Last week, President Joe Biden released a $6.8 trillion budget proposal that called for an increase in taxes on the wealthiest individuals and corporations, as well the creation of numerous new social programs. The president’s proposal currently has left lawmakers in Washington, D.C., clashing over its particulars. The proposal is considered to have no chance of passing the GOP-controlled House, with a New York Times report from last week indicating that Republicans are planning their own budget proposal for release in the spring that is expected to contain spending cuts.
Speaking with Steve Bannon, a one-time adviser to former President Donald Trump, Greene, one of the most influential conservatives in the House, echoed the newspaper’s report, stating that she would not support any GOP proposal that did not “defund things.”
“It happens when someone like me says, ‘I can’t vote for the Republican budget unless we defund things,” Greene said Tuesday. “That’s what we have to do. We have to draw the line in the sand and we have to have these tough conversations in our conference and get everyone on board. We have a very difficult job to do in the House of Representatives.”
The congresswoman further stated that House Democrats are highly unlikely to cede support to any sort of Republican budget proposal, which is an issue considering the GOP’s razor-thin majority margin. Greene also accused former House Speaker Nancy Pelosi of still controlling the party, despite Representative Hakeem Jeffries having taken over as House Democratic leader after the 2022 midterms.
Republicans had long been expected by political analysts and commentators to target programs like Medicare and Social Security in order to bring down government spending. The political unpopularity of such cuts, especially among older voters in the Republican base, has recently led to the GOP backing away from them, particularly after being called out about them during Biden’s recent State of the Union address last month.
The Times noted in its report that Republicans, unable to target Medicare or Social Security, are likely to target “a slew of federal programs and agencies whose budgets are controlled by Congress” for spending cuts. The party will also reportedly look to cut foreign aid and spending on housing programs, and introduce new requirements for beneficiaries of food stamps and Medicaid.

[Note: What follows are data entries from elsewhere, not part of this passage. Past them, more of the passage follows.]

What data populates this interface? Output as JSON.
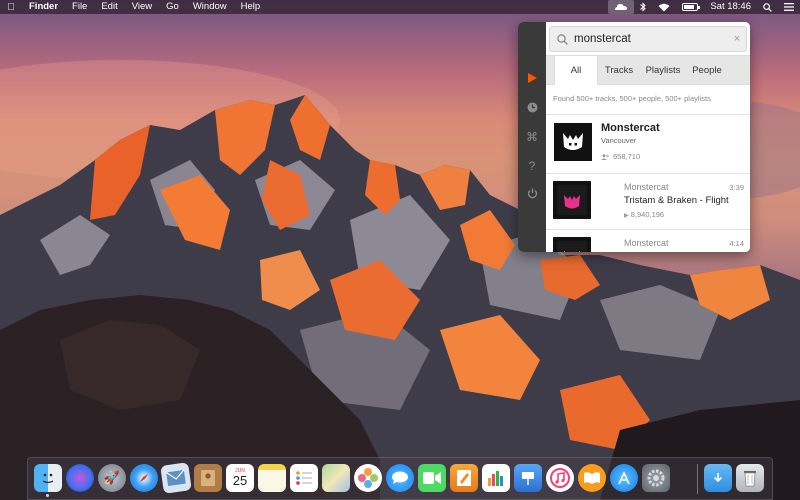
{
  "menubar": {
    "apple_icon": "apple-icon",
    "app_name": "Finder",
    "items": [
      "File",
      "Edit",
      "View",
      "Go",
      "Window",
      "Help"
    ],
    "clock": "Sat 18:46",
    "status_icons": [
      "soundcloud-icon",
      "bluetooth-icon",
      "wifi-icon",
      "battery-icon",
      "spotlight-icon",
      "notification-center-icon"
    ]
  },
  "popup": {
    "sidebar_icons": [
      "play-icon",
      "history-icon",
      "command-icon",
      "help-icon",
      "power-icon"
    ],
    "accent_color": "#ff5500",
    "search": {
      "value": "monstercat",
      "clear_label": "×"
    },
    "tabs": [
      {
        "label": "All",
        "active": true
      },
      {
        "label": "Tracks",
        "active": false
      },
      {
        "label": "Playlists",
        "active": false
      },
      {
        "label": "People",
        "active": false
      }
    ],
    "found_text": "Found 500+ tracks, 500+ people, 500+ playlists",
    "artist": {
      "name": "Monstercat",
      "location": "Vancouver",
      "followers": "658,710"
    },
    "tracks": [
      {
        "user": "Monstercat",
        "title": "Tristam & Braken - Flight",
        "plays": "8,940,196",
        "duration": "3:39"
      },
      {
        "user": "Monstercat",
        "title": "",
        "plays": "",
        "duration": "4:14"
      }
    ]
  },
  "dock": {
    "calendar_month": "JUN",
    "calendar_day": "25",
    "apps": [
      "Finder",
      "Siri",
      "Launchpad",
      "Safari",
      "Mail",
      "Contacts",
      "Calendar",
      "Notes",
      "Reminders",
      "Maps",
      "Photos",
      "Messages",
      "FaceTime",
      "Pages",
      "Numbers",
      "Keynote",
      "iTunes",
      "iBooks",
      "App Store",
      "System Preferences",
      "Downloads",
      "Trash"
    ]
  }
}
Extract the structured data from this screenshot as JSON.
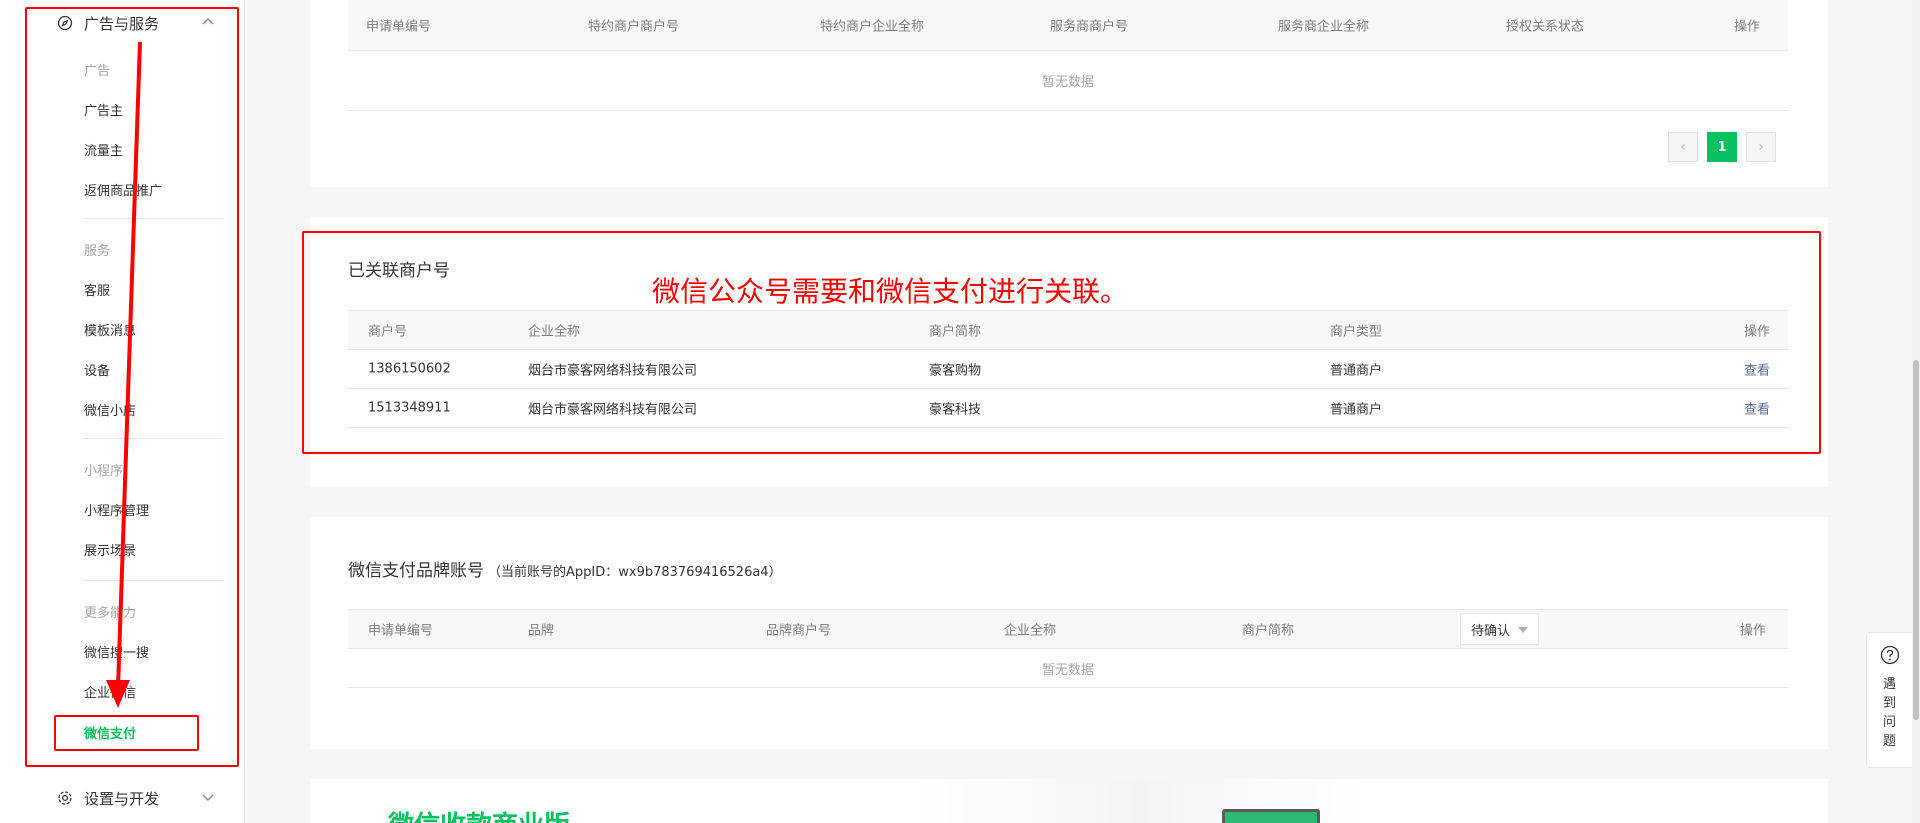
{
  "sidebar": {
    "ad_service_header": "广告与服务",
    "sections": [
      {
        "label": "广告",
        "items": [
          "广告主",
          "流量主",
          "返佣商品推广"
        ]
      },
      {
        "label": "服务",
        "items": [
          "客服",
          "模板消息",
          "设备",
          "微信小店"
        ]
      },
      {
        "label": "小程序",
        "items": [
          "小程序管理",
          "展示场景"
        ]
      },
      {
        "label": "更多能力",
        "items": [
          "微信搜一搜",
          "企业微信",
          "微信支付"
        ]
      }
    ],
    "settings_header": "设置与开发"
  },
  "auth_table": {
    "columns": [
      "申请单编号",
      "特约商户商户号",
      "特约商户企业全称",
      "服务商商户号",
      "服务商企业全称",
      "授权关系状态",
      "操作"
    ],
    "empty_text": "暂无数据",
    "pagination": {
      "current_page": "1",
      "prev_icon": "chevron-left",
      "next_icon": "chevron-right"
    }
  },
  "linked_merchants": {
    "title": "已关联商户号",
    "columns": [
      "商户号",
      "企业全称",
      "商户简称",
      "商户类型",
      "操作"
    ],
    "rows": [
      {
        "id": "1386150602",
        "company": "烟台市豪客网络科技有限公司",
        "short": "豪客购物",
        "type": "普通商户",
        "action": "查看"
      },
      {
        "id": "1513348911",
        "company": "烟台市豪客网络科技有限公司",
        "short": "豪客科技",
        "type": "普通商户",
        "action": "查看"
      }
    ]
  },
  "brand_account": {
    "title": "微信支付品牌账号",
    "appid_note": "（当前账号的AppID：wx9b783769416526a4）",
    "columns": [
      "申请单编号",
      "品牌",
      "品牌商户号",
      "企业全称",
      "商户简称",
      "操作"
    ],
    "status_filter": "待确认",
    "empty_text": "暂无数据"
  },
  "promo": {
    "title": "微信收款商业版"
  },
  "help": {
    "label": "遇到问题"
  },
  "annotation": {
    "text": "微信公众号需要和微信支付进行关联。"
  },
  "colors": {
    "brand_green": "#07c160",
    "annotation_red": "#ff0000",
    "link": "#576b95"
  }
}
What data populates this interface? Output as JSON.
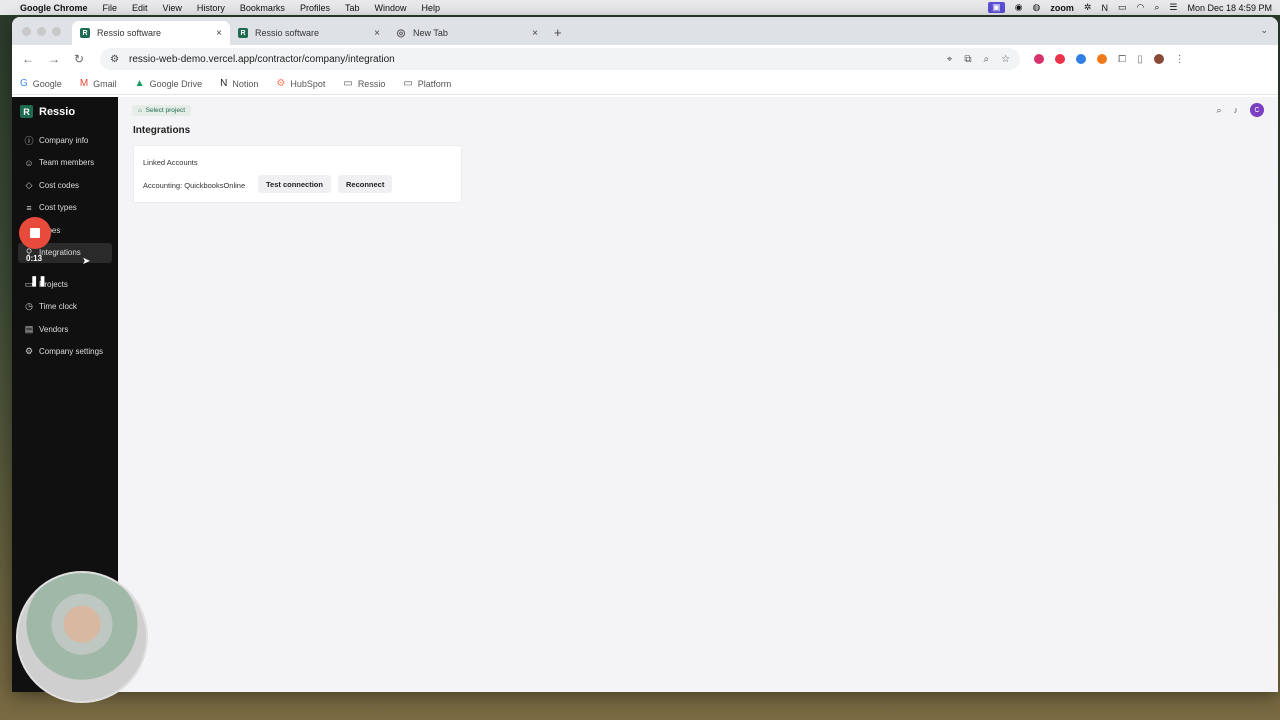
{
  "menubar": {
    "app": "Google Chrome",
    "items": [
      "File",
      "Edit",
      "View",
      "History",
      "Bookmarks",
      "Profiles",
      "Tab",
      "Window",
      "Help"
    ],
    "zoom": "zoom",
    "datetime": "Mon Dec 18  4:59 PM"
  },
  "tabs": [
    {
      "title": "Ressio software"
    },
    {
      "title": "Ressio software"
    },
    {
      "title": "New Tab"
    }
  ],
  "address": {
    "url": "ressio-web-demo.vercel.app/contractor/company/integration"
  },
  "bookmarks": [
    "Google",
    "Gmail",
    "Google Drive",
    "Notion",
    "HubSpot",
    "Ressio",
    "Platform"
  ],
  "sidebar": {
    "brand": "Ressio",
    "items": [
      {
        "label": "Company info"
      },
      {
        "label": "Team members"
      },
      {
        "label": "Cost codes"
      },
      {
        "label": "Cost types"
      },
      {
        "label": "Types"
      },
      {
        "label": "Integrations"
      },
      {
        "label": "Projects"
      },
      {
        "label": "Time clock"
      },
      {
        "label": "Vendors"
      },
      {
        "label": "Company settings"
      }
    ]
  },
  "main": {
    "project_pill": "Select project",
    "title": "Integrations",
    "card": {
      "title": "Linked Accounts",
      "account_label": "Accounting: QuickbooksOnline",
      "test_button": "Test connection",
      "reconnect_button": "Reconnect"
    },
    "avatar_initial": "C"
  },
  "recorder": {
    "time": "0:13"
  }
}
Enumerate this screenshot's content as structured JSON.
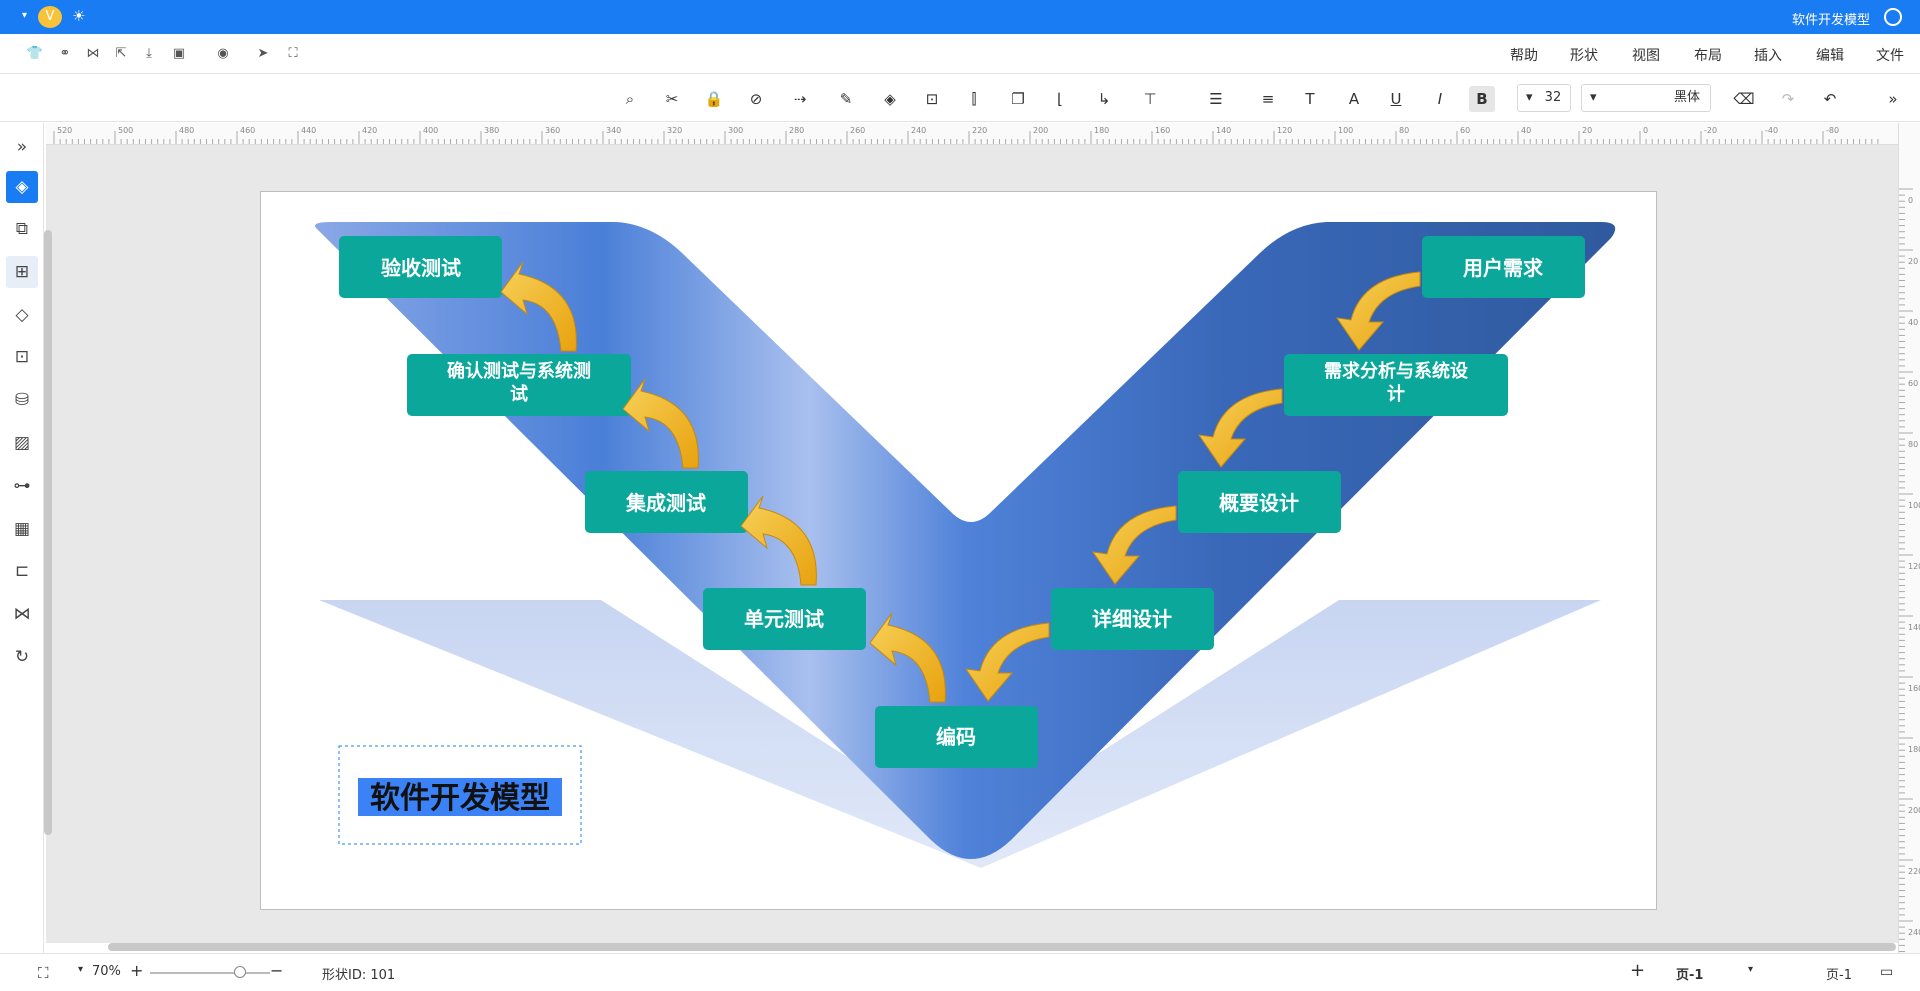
{
  "app": {
    "title": "软件开发模型",
    "brand_color": "#1a7cf2",
    "version_badge": "V"
  },
  "menu": {
    "items": [
      "文件",
      "编辑",
      "插入",
      "布局",
      "视图",
      "形状",
      "帮助"
    ]
  },
  "toolbar": {
    "font_name": "黑体",
    "font_size": "32",
    "bold_label": "B",
    "italic_label": "I",
    "underline_label": "U",
    "text_label": "T"
  },
  "ruler": {
    "top_labels": [
      "520",
      "500",
      "480",
      "460",
      "440",
      "420",
      "400",
      "380",
      "360",
      "340",
      "320",
      "300",
      "280",
      "260",
      "240",
      "220",
      "200",
      "180",
      "160",
      "140",
      "120",
      "100",
      "80",
      "60",
      "40",
      "20",
      "0",
      "-20",
      "-40",
      "-80"
    ],
    "right_labels": [
      "0",
      "20",
      "40",
      "60",
      "80",
      "100",
      "120",
      "140",
      "160",
      "180",
      "200",
      "220",
      "240"
    ]
  },
  "diagram": {
    "caption": "软件开发模型",
    "left_steps": [
      "验收测试",
      "确认测试与系统测试",
      "集成测试",
      "单元测试"
    ],
    "right_steps": [
      "用户需求",
      "需求分析与系统设计",
      "概要设计",
      "详细设计"
    ],
    "bottom_step": "编码",
    "box_color": "#0aa79a",
    "arrow_color": "#f2b21b",
    "v_color_dark": "#2f5a9e",
    "v_color_light": "#9fb8ea"
  },
  "status": {
    "page_tab": "页-1",
    "page_tab_active": "页-1",
    "shape_id": "形状ID: 101",
    "zoom": "70%"
  }
}
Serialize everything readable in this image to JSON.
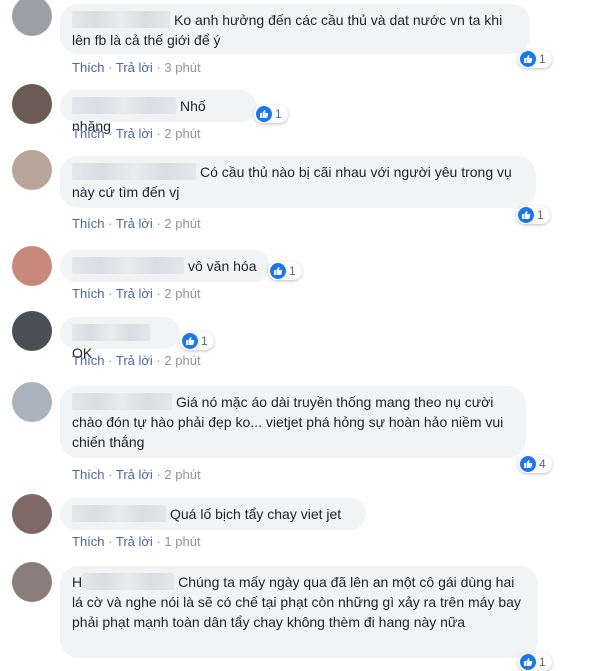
{
  "comments": [
    {
      "text": "Ko anh hưởng đến các cầu thủ và dat nước vn ta khi lên fb là cả thế giới để ý",
      "likes": "1",
      "like_label": "Thích",
      "reply_label": "Trả lời",
      "time": "3 phút",
      "avatar_color": "#9aa0a8"
    },
    {
      "text": "Nhố nhăng",
      "likes": "1",
      "like_label": "Thích",
      "reply_label": "Trả lời",
      "time": "2 phút",
      "avatar_color": "#6b5b55"
    },
    {
      "text": "Có cầu thủ nào bị cãi nhau với người yêu trong vụ này cứ tìm đến vj",
      "likes": "1",
      "like_label": "Thích",
      "reply_label": "Trả lời",
      "time": "2 phút",
      "avatar_color": "#b9a49a"
    },
    {
      "text": "vô văn hóa",
      "likes": "1",
      "like_label": "Thích",
      "reply_label": "Trả lời",
      "time": "2 phút",
      "avatar_color": "#c8887a"
    },
    {
      "text": "OK",
      "likes": "1",
      "like_label": "Thích",
      "reply_label": "Trả lời",
      "time": "2 phút",
      "avatar_color": "#4a4e55"
    },
    {
      "text": "Giá nó mặc áo dài truyền thống mang theo nụ cười chào đón tự hào phải đẹp ko... vietjet phá hỏng sự hoàn hảo niềm vui chiến thắng",
      "likes": "4",
      "like_label": "Thích",
      "reply_label": "Trả lời",
      "time": "2 phút",
      "avatar_color": "#a9b3bd"
    },
    {
      "text": "Quá lố bịch tẩy chay viet jet",
      "likes": "",
      "like_label": "Thích",
      "reply_label": "Trả lời",
      "time": "1 phút",
      "avatar_color": "#7d6a66"
    },
    {
      "text": "Chúng ta mấy ngày qua đã lên an một cô gái dùng hai lá cờ và nghe nói là sẽ có chế tại phạt còn những gì xảy ra trên máy bay phải phạt mạnh toàn dân tẩy chay không thèm đi hang này nữa",
      "name_visible": "H",
      "likes": "1",
      "like_label": "",
      "reply_label": "",
      "time": "",
      "avatar_color": "#8b7e7a"
    }
  ],
  "separator": "·",
  "accent": "#1877f2"
}
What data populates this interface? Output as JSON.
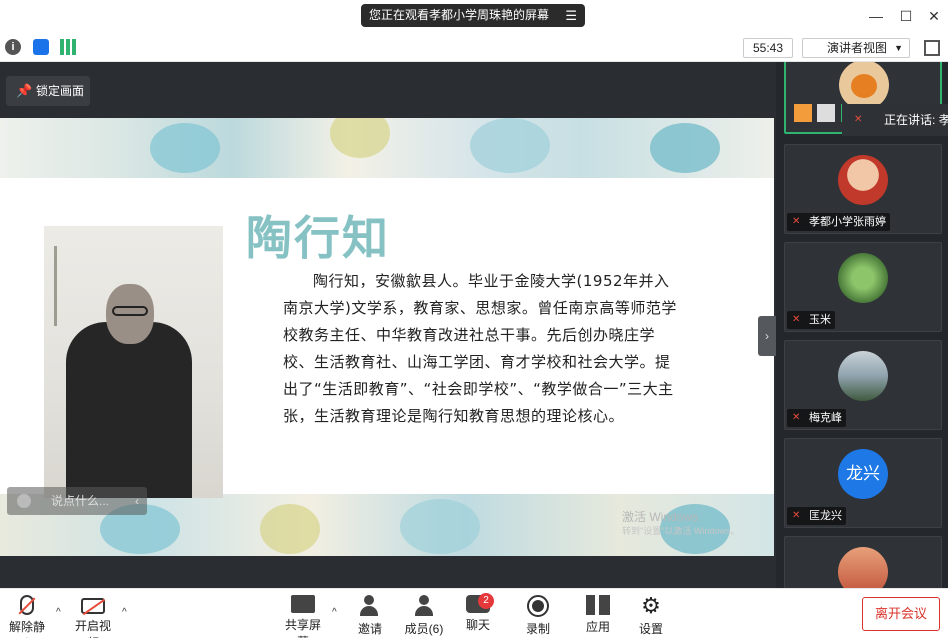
{
  "titlebar": {
    "share_notice": "您正在观看孝都小学周珠艳的屏幕",
    "menu_icon": "list-menu-icon"
  },
  "toolbar": {
    "timer": "55:43",
    "view_mode": "演讲者视图"
  },
  "share": {
    "lock_label": "锁定画面",
    "chat_placeholder": "说点什么...",
    "watermark_line1": "激活 Windows",
    "watermark_line2": "转到\"设置\"以激活 Windows。"
  },
  "slide": {
    "title": "陶行知",
    "body": "陶行知，安徽歙县人。毕业于金陵大学(1952年并入南京大学)文学系，教育家、思想家。曾任南京高等师范学校教务主任、中华教育改进社总干事。先后创办晓庄学校、生活教育社、山海工学团、育才学校和社会大学。提出了“生活即教育”、“社会即学校”、“教学做合一”三大主张，生活教育理论是陶行知教育思想的理论核心。"
  },
  "participants": {
    "speaking": "正在讲话: 孝",
    "tiles": [
      {
        "name": "孝都小学张雨婷",
        "avatar_color": "#c0392b"
      },
      {
        "name": "玉米",
        "avatar_color": "#4a7a3a"
      },
      {
        "name": "梅克峰",
        "avatar_color": "#6d7f8c"
      },
      {
        "name": "匡龙兴",
        "avatar_text": "龙兴",
        "avatar_color": "#1e78e6"
      }
    ]
  },
  "bottombar": {
    "unmute": "解除静音",
    "start_video": "开启视频",
    "share_screen": "共享屏幕",
    "invite": "邀请",
    "members": "成员(6)",
    "chat": "聊天",
    "chat_badge": "2",
    "record": "录制",
    "apps": "应用",
    "settings": "设置",
    "leave": "离开会议"
  }
}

Newsweek reached out to Greene’s press office via email for comment. Newsweek also reached out to the White House via email for a response to her comments.